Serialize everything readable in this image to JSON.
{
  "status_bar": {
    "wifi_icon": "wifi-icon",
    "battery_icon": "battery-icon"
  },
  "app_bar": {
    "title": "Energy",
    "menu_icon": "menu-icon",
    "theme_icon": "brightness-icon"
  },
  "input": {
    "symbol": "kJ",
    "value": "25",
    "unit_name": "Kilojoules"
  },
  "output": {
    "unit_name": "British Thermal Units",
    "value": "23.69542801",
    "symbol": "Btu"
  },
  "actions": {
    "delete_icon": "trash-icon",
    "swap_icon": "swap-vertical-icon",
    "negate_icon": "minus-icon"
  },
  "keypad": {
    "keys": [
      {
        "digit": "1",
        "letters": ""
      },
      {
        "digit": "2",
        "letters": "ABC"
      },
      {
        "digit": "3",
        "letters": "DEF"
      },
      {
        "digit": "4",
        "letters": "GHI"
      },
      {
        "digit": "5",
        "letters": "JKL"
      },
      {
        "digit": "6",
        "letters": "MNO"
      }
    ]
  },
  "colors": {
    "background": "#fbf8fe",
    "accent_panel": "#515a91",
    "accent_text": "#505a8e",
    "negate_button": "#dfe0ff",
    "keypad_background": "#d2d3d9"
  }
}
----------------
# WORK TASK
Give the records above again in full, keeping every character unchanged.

# WORKED SOLUTION
Serialize everything readable in this image to JSON.
{
  "status_bar": {
    "wifi_icon": "wifi-icon",
    "battery_icon": "battery-icon"
  },
  "app_bar": {
    "title": "Energy",
    "menu_icon": "menu-icon",
    "theme_icon": "brightness-icon"
  },
  "input": {
    "symbol": "kJ",
    "value": "25",
    "unit_name": "Kilojoules"
  },
  "output": {
    "unit_name": "British Thermal Units",
    "value": "23.69542801",
    "symbol": "Btu"
  },
  "actions": {
    "delete_icon": "trash-icon",
    "swap_icon": "swap-vertical-icon",
    "negate_icon": "minus-icon"
  },
  "keypad": {
    "keys": [
      {
        "digit": "1",
        "letters": ""
      },
      {
        "digit": "2",
        "letters": "ABC"
      },
      {
        "digit": "3",
        "letters": "DEF"
      },
      {
        "digit": "4",
        "letters": "GHI"
      },
      {
        "digit": "5",
        "letters": "JKL"
      },
      {
        "digit": "6",
        "letters": "MNO"
      }
    ]
  },
  "colors": {
    "background": "#fbf8fe",
    "accent_panel": "#515a91",
    "accent_text": "#505a8e",
    "negate_button": "#dfe0ff",
    "keypad_background": "#d2d3d9"
  }
}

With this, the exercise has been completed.